2. Contractual Service Suppliers and independent professionals
CETA includes a list of service sectors applicable to contractual service suppliers and independent professionals eligible for work permits. For example, those providing legal advisory services, accounting, architectural services, engineering, computer and related services (to name a few) with requisite educational or professional qualifications may work temporarily on both sides of the Atlantic for up to a 12 month period. The list of professionals eligible to obtain a work permit exempt from a Labour Market Impact Assessment (LMIA) is broader than the current list under the North America Free Trade Agreement.
A contractual service supplier must be engaged in the supply of a service on a temporary basis as an employee of an enterprise which has obtained a service contract. They must have been an employee of the EU-headquartered enterprise for at least one year and possess three years of professional experience in the sector of activity that is the subject of the contract.
A self-employed or independent professional who has a contract to supply a service to a Canadian consumer must be engaged in the supply of a service on a temporary basis as a self-employed person and possess at least six years of professional experience in the sector of activity which is the subject of the contract.
3. Business Visitors
Under CETA, there are two categories of business visitors: short-term business visitors and business visitors for investment purposes. The maximum length of stay for short-term business visitors and business visitors for investment purposes is 90 days in any six month period, if the applicant does not qualify under R186(a) or R187. Permissible activities under CETA include: meetings and consultations, research and design, marketing research, training seminars, trade fairs and exhibitions, sales, purchasing, after-sales or after-lease service, commercial transactions, tourism personnel and translation and interpretation.

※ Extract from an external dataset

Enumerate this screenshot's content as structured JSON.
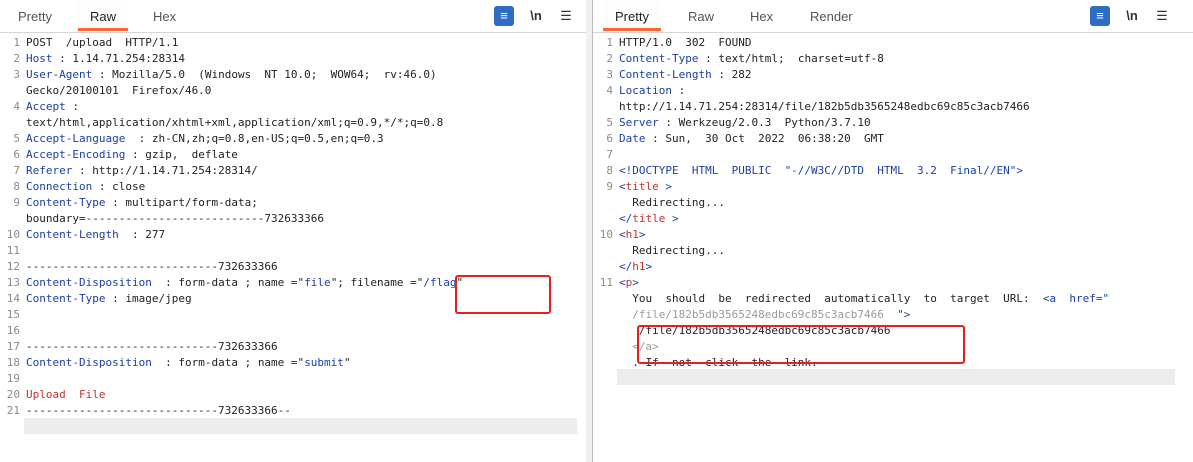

Short-term business visitors are not permitted to engage in selling a good or service to the general public, receive remuneration directly or indirectly from a Canadian source or engage in the supply of service.
CETA also includes a provision for the temporary entry of business visitors for investment purposes. A business visitor for investment purposes is an employee in a managerial or specialist position who is responsible for setting up an enterprise but who does not engage in direct transactions with the general public and will not receive direct or indirect remuneration from a Canadian source.
For EU citizens, CETA creates new opportunities to work and invest in Canada through new work permit categories. Canadian businesses will also reap great benefits, as CETA will allow Canadian companies contracting foreign EU workers to bring them in more quickly.
For more information regarding the CETA changes, please contact us directly.